• WHAT IS EXPECTED
Restate all of the data precisely, omitting nothing.

• THE RECORDS

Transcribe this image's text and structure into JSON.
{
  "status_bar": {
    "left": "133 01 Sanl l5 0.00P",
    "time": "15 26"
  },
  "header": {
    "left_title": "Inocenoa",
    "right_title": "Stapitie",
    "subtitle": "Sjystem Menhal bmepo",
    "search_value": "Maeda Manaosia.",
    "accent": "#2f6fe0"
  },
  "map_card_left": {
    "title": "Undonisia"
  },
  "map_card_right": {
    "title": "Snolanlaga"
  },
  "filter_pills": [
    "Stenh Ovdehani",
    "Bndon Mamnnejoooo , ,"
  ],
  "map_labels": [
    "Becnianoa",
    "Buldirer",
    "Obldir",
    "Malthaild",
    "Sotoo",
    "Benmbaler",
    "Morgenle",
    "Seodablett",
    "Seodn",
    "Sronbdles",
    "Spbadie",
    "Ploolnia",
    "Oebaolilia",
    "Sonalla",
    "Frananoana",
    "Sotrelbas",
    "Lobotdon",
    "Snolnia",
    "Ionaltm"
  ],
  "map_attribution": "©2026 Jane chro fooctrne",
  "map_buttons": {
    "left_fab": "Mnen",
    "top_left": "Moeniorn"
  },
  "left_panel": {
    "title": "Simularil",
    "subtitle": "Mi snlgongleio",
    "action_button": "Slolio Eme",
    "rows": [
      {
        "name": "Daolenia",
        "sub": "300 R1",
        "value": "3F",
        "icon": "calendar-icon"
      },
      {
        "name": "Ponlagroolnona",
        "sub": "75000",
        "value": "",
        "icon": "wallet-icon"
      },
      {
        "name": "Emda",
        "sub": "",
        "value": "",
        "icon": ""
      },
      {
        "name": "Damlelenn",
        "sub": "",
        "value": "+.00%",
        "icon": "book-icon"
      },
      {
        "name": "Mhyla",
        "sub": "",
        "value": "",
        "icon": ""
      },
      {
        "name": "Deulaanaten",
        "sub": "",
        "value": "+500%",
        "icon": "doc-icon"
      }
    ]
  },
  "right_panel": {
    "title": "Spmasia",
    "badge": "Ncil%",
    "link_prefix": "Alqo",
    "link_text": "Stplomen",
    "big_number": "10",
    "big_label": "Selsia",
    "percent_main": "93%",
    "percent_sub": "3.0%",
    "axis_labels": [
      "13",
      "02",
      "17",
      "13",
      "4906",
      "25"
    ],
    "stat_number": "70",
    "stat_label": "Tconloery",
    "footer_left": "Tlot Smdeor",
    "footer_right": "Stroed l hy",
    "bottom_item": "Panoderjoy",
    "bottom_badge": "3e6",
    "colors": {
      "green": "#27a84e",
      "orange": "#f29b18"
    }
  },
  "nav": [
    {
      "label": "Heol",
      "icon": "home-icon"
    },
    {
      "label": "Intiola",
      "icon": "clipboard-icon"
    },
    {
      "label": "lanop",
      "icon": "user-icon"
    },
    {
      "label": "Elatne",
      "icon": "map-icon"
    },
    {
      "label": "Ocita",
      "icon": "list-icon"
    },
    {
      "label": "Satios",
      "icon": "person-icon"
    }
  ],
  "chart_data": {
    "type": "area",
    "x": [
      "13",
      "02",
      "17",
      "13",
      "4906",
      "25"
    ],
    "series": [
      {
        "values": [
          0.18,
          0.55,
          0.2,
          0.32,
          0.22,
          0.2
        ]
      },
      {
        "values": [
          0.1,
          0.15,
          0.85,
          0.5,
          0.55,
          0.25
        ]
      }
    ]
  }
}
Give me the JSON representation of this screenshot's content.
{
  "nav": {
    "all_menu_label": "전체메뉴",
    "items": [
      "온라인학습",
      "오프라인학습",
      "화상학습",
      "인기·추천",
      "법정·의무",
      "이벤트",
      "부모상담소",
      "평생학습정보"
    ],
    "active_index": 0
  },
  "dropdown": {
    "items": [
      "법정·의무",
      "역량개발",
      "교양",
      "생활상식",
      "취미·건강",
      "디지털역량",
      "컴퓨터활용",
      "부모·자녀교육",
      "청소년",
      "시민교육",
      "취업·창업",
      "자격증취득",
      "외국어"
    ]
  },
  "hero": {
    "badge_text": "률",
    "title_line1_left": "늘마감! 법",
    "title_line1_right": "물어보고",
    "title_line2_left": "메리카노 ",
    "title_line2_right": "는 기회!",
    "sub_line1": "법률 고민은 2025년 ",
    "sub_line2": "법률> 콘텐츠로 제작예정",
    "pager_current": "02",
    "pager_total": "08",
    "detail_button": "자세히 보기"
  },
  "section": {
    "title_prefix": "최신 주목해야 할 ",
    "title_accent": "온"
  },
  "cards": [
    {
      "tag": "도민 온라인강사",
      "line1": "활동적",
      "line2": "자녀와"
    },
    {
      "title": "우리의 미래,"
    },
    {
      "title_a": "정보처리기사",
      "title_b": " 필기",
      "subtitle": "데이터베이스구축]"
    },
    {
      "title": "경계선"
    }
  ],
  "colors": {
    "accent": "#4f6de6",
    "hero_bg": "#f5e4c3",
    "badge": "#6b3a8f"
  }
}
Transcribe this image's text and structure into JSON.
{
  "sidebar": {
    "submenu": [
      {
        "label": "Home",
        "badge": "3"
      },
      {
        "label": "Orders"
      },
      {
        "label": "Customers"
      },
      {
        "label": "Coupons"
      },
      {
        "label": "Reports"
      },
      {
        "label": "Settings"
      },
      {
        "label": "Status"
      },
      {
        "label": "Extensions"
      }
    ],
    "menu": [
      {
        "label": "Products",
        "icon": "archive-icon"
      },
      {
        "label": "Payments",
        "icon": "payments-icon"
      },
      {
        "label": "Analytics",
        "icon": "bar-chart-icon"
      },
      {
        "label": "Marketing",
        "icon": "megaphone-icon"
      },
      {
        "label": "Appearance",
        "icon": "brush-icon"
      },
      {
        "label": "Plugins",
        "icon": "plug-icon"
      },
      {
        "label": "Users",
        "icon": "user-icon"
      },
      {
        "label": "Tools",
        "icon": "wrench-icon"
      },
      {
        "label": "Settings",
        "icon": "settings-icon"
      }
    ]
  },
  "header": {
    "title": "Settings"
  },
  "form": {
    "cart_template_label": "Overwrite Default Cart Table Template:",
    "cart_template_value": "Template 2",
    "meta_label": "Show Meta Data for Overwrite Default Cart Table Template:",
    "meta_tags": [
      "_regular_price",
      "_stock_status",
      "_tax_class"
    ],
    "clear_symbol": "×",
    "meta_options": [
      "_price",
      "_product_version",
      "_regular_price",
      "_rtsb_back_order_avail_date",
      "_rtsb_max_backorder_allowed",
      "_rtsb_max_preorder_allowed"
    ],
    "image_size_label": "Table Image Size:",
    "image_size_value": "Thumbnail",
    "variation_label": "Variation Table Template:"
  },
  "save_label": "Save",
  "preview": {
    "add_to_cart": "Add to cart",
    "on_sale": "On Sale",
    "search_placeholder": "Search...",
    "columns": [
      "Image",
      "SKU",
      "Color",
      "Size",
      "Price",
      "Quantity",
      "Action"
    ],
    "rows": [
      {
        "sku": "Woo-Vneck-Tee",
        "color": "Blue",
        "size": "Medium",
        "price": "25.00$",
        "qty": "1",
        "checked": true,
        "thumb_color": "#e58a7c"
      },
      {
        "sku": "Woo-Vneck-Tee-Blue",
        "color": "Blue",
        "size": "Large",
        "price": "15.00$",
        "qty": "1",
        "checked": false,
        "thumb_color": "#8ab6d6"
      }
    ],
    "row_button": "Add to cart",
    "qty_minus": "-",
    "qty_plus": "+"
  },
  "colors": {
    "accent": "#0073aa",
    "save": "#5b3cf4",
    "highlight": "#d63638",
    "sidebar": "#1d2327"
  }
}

• OUTPUT
Transcribe this image's text and structure into JSON.
{
  "status_bar": {
    "left": "133 01 Sanl l5 0.00P",
    "time": "15 26"
  },
  "header": {
    "left_title": "Inocenoa",
    "right_title": "Stapitie",
    "subtitle": "Sjystem Menhal bmepo",
    "search_value": "Maeda Manaosia.",
    "accent": "#2f6fe0"
  },
  "map_card_left": {
    "title": "Undonisia"
  },
  "map_card_right": {
    "title": "Snolanlaga"
  },
  "filter_pills": [
    "Stenh Ovdehani",
    "Bndon Mamnnejoooo , ,"
  ],
  "map_labels": [
    "Becnianoa",
    "Buldirer",
    "Obldir",
    "Malthaild",
    "Sotoo",
    "Benmbaler",
    "Morgenle",
    "Seodablett",
    "Seodn",
    "Sronbdles",
    "Spbadie",
    "Ploolnia",
    "Oebaolilia",
    "Sonalla",
    "Frananoana",
    "Sotrelbas",
    "Lobotdon",
    "Snolnia",
    "Ionaltm"
  ],
  "map_attribution": "©2026 Jane chro fooctrne",
  "map_buttons": {
    "left_fab": "Mnen",
    "top_left": "Moeniorn"
  },
  "left_panel": {
    "title": "Simularil",
    "subtitle": "Mi snlgongleio",
    "action_button": "Slolio Eme",
    "rows": [
      {
        "name": "Daolenia",
        "sub": "300 R1",
        "value": "3F",
        "icon": "calendar-icon"
      },
      {
        "name": "Ponlagroolnona",
        "sub": "75000",
        "value": "",
        "icon": "wallet-icon"
      },
      {
        "name": "Emda",
        "sub": "",
        "value": "",
        "icon": ""
      },
      {
        "name": "Damlelenn",
        "sub": "",
        "value": "+.00%",
        "icon": "book-icon"
      },
      {
        "name": "Mhyla",
        "sub": "",
        "value": "",
        "icon": ""
      },
      {
        "name": "Deulaanaten",
        "sub": "",
        "value": "+500%",
        "icon": "doc-icon"
      }
    ]
  },
  "right_panel": {
    "title": "Spmasia",
    "badge": "Ncil%",
    "link_prefix": "Alqo",
    "link_text": "Stplomen",
    "big_number": "10",
    "big_label": "Selsia",
    "percent_main": "93%",
    "percent_sub": "3.0%",
    "axis_labels": [
      "13",
      "02",
      "17",
      "13",
      "4906",
      "25"
    ],
    "stat_number": "70",
    "stat_label": "Tconloery",
    "footer_left": "Tlot Smdeor",
    "footer_right": "Stroed l hy",
    "bottom_item": "Panoderjoy",
    "bottom_badge": "3e6",
    "colors": {
      "green": "#27a84e",
      "orange": "#f29b18"
    }
  },
  "nav": [
    {
      "label": "Heol",
      "icon": "home-icon"
    },
    {
      "label": "Intiola",
      "icon": "clipboard-icon"
    },
    {
      "label": "lanop",
      "icon": "user-icon"
    },
    {
      "label": "Elatne",
      "icon": "map-icon"
    },
    {
      "label": "Ocita",
      "icon": "list-icon"
    },
    {
      "label": "Satios",
      "icon": "person-icon"
    }
  ],
  "chart_data": {
    "type": "area",
    "x": [
      "13",
      "02",
      "17",
      "13",
      "4906",
      "25"
    ],
    "series": [
      {
        "values": [
          0.18,
          0.55,
          0.2,
          0.32,
          0.22,
          0.2
        ]
      },
      {
        "values": [
          0.1,
          0.15,
          0.85,
          0.5,
          0.55,
          0.25
        ]
      }
    ]
  }
}
Give me the JSON representation of this screenshot's content.
{
  "nav": {
    "all_menu_label": "전체메뉴",
    "items": [
      "온라인학습",
      "오프라인학습",
      "화상학습",
      "인기·추천",
      "법정·의무",
      "이벤트",
      "부모상담소",
      "평생학습정보"
    ],
    "active_index": 0
  },
  "dropdown": {
    "items": [
      "법정·의무",
      "역량개발",
      "교양",
      "생활상식",
      "취미·건강",
      "디지털역량",
      "컴퓨터활용",
      "부모·자녀교육",
      "청소년",
      "시민교육",
      "취업·창업",
      "자격증취득",
      "외국어"
    ]
  },
  "hero": {
    "badge_text": "률",
    "title_line1_left": "늘마감! 법",
    "title_line1_right": "물어보고",
    "title_line2_left": "메리카노 ",
    "title_line2_right": "는 기회!",
    "sub_line1": "법률 고민은 2025년 ",
    "sub_line2": "법률> 콘텐츠로 제작예정",
    "pager_current": "02",
    "pager_total": "08",
    "detail_button": "자세히 보기"
  },
  "section": {
    "title_prefix": "최신 주목해야 할 ",
    "title_accent": "온"
  },
  "cards": [
    {
      "tag": "도민 온라인강사",
      "line1": "활동적",
      "line2": "자녀와"
    },
    {
      "title": "우리의 미래,"
    },
    {
      "title_a": "정보처리기사",
      "title_b": " 필기",
      "subtitle": "데이터베이스구축]"
    },
    {
      "title": "경계선"
    }
  ],
  "colors": {
    "accent": "#4f6de6",
    "hero_bg": "#f5e4c3",
    "badge": "#6b3a8f"
  }
}
Transcribe this image's text and structure into JSON.
{
  "sidebar": {
    "submenu": [
      {
        "label": "Home",
        "badge": "3"
      },
      {
        "label": "Orders"
      },
      {
        "label": "Customers"
      },
      {
        "label": "Coupons"
      },
      {
        "label": "Reports"
      },
      {
        "label": "Settings"
      },
      {
        "label": "Status"
      },
      {
        "label": "Extensions"
      }
    ],
    "menu": [
      {
        "label": "Products",
        "icon": "archive-icon"
      },
      {
        "label": "Payments",
        "icon": "payments-icon"
      },
      {
        "label": "Analytics",
        "icon": "bar-chart-icon"
      },
      {
        "label": "Marketing",
        "icon": "megaphone-icon"
      },
      {
        "label": "Appearance",
        "icon": "brush-icon"
      },
      {
        "label": "Plugins",
        "icon": "plug-icon"
      },
      {
        "label": "Users",
        "icon": "user-icon"
      },
      {
        "label": "Tools",
        "icon": "wrench-icon"
      },
      {
        "label": "Settings",
        "icon": "settings-icon"
      }
    ]
  },
  "header": {
    "title": "Settings"
  },
  "form": {
    "cart_template_label": "Overwrite Default Cart Table Template:",
    "cart_template_value": "Template 2",
    "meta_label": "Show Meta Data for Overwrite Default Cart Table Template:",
    "meta_tags": [
      "_regular_price",
      "_stock_status",
      "_tax_class"
    ],
    "clear_symbol": "×",
    "meta_options": [
      "_price",
      "_product_version",
      "_regular_price",
      "_rtsb_back_order_avail_date",
      "_rtsb_max_backorder_allowed",
      "_rtsb_max_preorder_allowed"
    ],
    "image_size_label": "Table Image Size:",
    "image_size_value": "Thumbnail",
    "variation_label": "Variation Table Template:"
  },
  "save_label": "Save",
  "preview": {
    "add_to_cart": "Add to cart",
    "on_sale": "On Sale",
    "search_placeholder": "Search...",
    "columns": [
      "Image",
      "SKU",
      "Color",
      "Size",
      "Price",
      "Quantity",
      "Action"
    ],
    "rows": [
      {
        "sku": "Woo-Vneck-Tee",
        "color": "Blue",
        "size": "Medium",
        "price": "25.00$",
        "qty": "1",
        "checked": true,
        "thumb_color": "#e58a7c"
      },
      {
        "sku": "Woo-Vneck-Tee-Blue",
        "color": "Blue",
        "size": "Large",
        "price": "15.00$",
        "qty": "1",
        "checked": false,
        "thumb_color": "#8ab6d6"
      }
    ],
    "row_button": "Add to cart",
    "qty_minus": "-",
    "qty_plus": "+"
  },
  "colors": {
    "accent": "#0073aa",
    "save": "#5b3cf4",
    "highlight": "#d63638",
    "sidebar": "#1d2327"
  }
}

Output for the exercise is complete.